(Records for the task)

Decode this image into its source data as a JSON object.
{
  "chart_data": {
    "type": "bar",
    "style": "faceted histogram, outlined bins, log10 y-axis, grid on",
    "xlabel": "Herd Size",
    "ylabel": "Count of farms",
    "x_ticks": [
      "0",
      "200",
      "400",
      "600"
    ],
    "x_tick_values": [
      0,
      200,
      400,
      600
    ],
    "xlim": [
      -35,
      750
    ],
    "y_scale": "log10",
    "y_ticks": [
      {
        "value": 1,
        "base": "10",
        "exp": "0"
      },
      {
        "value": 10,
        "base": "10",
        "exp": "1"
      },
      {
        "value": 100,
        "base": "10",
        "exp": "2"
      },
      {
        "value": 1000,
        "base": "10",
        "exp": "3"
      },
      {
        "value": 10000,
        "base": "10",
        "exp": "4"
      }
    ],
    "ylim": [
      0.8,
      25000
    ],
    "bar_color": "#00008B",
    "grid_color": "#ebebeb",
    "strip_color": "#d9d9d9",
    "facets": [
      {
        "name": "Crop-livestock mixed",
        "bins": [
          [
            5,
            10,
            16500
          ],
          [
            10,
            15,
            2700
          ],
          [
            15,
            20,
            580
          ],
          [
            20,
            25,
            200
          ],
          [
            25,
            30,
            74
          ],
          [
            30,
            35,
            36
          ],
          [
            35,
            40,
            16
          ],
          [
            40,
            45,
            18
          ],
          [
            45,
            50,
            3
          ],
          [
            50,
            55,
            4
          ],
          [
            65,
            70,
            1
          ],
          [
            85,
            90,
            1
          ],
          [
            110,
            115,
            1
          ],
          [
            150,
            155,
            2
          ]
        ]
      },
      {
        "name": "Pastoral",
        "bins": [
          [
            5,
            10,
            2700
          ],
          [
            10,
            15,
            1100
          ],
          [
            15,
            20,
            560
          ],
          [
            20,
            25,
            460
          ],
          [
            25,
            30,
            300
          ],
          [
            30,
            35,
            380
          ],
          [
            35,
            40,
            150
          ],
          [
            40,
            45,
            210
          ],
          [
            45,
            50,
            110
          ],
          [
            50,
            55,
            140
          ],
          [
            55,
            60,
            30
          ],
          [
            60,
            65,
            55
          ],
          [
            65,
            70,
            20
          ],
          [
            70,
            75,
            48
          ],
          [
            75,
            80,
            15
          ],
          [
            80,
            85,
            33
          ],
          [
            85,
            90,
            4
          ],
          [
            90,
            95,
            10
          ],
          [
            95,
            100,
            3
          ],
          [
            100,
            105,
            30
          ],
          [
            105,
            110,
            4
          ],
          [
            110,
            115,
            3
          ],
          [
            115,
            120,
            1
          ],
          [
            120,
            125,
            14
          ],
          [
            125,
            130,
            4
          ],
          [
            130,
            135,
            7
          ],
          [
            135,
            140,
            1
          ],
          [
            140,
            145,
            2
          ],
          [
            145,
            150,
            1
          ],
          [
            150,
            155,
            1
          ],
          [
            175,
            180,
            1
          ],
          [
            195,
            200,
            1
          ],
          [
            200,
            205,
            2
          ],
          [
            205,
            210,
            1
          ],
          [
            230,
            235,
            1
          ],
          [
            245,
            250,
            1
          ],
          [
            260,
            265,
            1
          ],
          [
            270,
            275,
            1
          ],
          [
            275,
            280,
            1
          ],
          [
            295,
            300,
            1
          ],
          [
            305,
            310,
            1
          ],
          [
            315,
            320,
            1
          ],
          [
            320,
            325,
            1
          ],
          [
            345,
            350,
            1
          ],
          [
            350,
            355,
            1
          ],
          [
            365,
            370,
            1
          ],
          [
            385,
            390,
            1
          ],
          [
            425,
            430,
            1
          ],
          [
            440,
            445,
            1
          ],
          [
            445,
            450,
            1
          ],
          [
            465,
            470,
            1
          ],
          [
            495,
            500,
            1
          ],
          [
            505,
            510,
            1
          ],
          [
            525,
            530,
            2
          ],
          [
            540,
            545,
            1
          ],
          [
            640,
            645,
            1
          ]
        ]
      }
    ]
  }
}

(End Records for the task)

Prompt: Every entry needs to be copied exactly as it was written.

Result:
Decode this image into its source data as a JSON object.
{
  "chart_data": {
    "type": "bar",
    "style": "faceted histogram, outlined bins, log10 y-axis, grid on",
    "xlabel": "Herd Size",
    "ylabel": "Count of farms",
    "x_ticks": [
      "0",
      "200",
      "400",
      "600"
    ],
    "x_tick_values": [
      0,
      200,
      400,
      600
    ],
    "xlim": [
      -35,
      750
    ],
    "y_scale": "log10",
    "y_ticks": [
      {
        "value": 1,
        "base": "10",
        "exp": "0"
      },
      {
        "value": 10,
        "base": "10",
        "exp": "1"
      },
      {
        "value": 100,
        "base": "10",
        "exp": "2"
      },
      {
        "value": 1000,
        "base": "10",
        "exp": "3"
      },
      {
        "value": 10000,
        "base": "10",
        "exp": "4"
      }
    ],
    "ylim": [
      0.8,
      25000
    ],
    "bar_color": "#00008B",
    "grid_color": "#ebebeb",
    "strip_color": "#d9d9d9",
    "facets": [
      {
        "name": "Crop-livestock mixed",
        "bins": [
          [
            5,
            10,
            16500
          ],
          [
            10,
            15,
            2700
          ],
          [
            15,
            20,
            580
          ],
          [
            20,
            25,
            200
          ],
          [
            25,
            30,
            74
          ],
          [
            30,
            35,
            36
          ],
          [
            35,
            40,
            16
          ],
          [
            40,
            45,
            18
          ],
          [
            45,
            50,
            3
          ],
          [
            50,
            55,
            4
          ],
          [
            65,
            70,
            1
          ],
          [
            85,
            90,
            1
          ],
          [
            110,
            115,
            1
          ],
          [
            150,
            155,
            2
          ]
        ]
      },
      {
        "name": "Pastoral",
        "bins": [
          [
            5,
            10,
            2700
          ],
          [
            10,
            15,
            1100
          ],
          [
            15,
            20,
            560
          ],
          [
            20,
            25,
            460
          ],
          [
            25,
            30,
            300
          ],
          [
            30,
            35,
            380
          ],
          [
            35,
            40,
            150
          ],
          [
            40,
            45,
            210
          ],
          [
            45,
            50,
            110
          ],
          [
            50,
            55,
            140
          ],
          [
            55,
            60,
            30
          ],
          [
            60,
            65,
            55
          ],
          [
            65,
            70,
            20
          ],
          [
            70,
            75,
            48
          ],
          [
            75,
            80,
            15
          ],
          [
            80,
            85,
            33
          ],
          [
            85,
            90,
            4
          ],
          [
            90,
            95,
            10
          ],
          [
            95,
            100,
            3
          ],
          [
            100,
            105,
            30
          ],
          [
            105,
            110,
            4
          ],
          [
            110,
            115,
            3
          ],
          [
            115,
            120,
            1
          ],
          [
            120,
            125,
            14
          ],
          [
            125,
            130,
            4
          ],
          [
            130,
            135,
            7
          ],
          [
            135,
            140,
            1
          ],
          [
            140,
            145,
            2
          ],
          [
            145,
            150,
            1
          ],
          [
            150,
            155,
            1
          ],
          [
            175,
            180,
            1
          ],
          [
            195,
            200,
            1
          ],
          [
            200,
            205,
            2
          ],
          [
            205,
            210,
            1
          ],
          [
            230,
            235,
            1
          ],
          [
            245,
            250,
            1
          ],
          [
            260,
            265,
            1
          ],
          [
            270,
            275,
            1
          ],
          [
            275,
            280,
            1
          ],
          [
            295,
            300,
            1
          ],
          [
            305,
            310,
            1
          ],
          [
            315,
            320,
            1
          ],
          [
            320,
            325,
            1
          ],
          [
            345,
            350,
            1
          ],
          [
            350,
            355,
            1
          ],
          [
            365,
            370,
            1
          ],
          [
            385,
            390,
            1
          ],
          [
            425,
            430,
            1
          ],
          [
            440,
            445,
            1
          ],
          [
            445,
            450,
            1
          ],
          [
            465,
            470,
            1
          ],
          [
            495,
            500,
            1
          ],
          [
            505,
            510,
            1
          ],
          [
            525,
            530,
            2
          ],
          [
            540,
            545,
            1
          ],
          [
            640,
            645,
            1
          ]
        ]
      }
    ]
  }
}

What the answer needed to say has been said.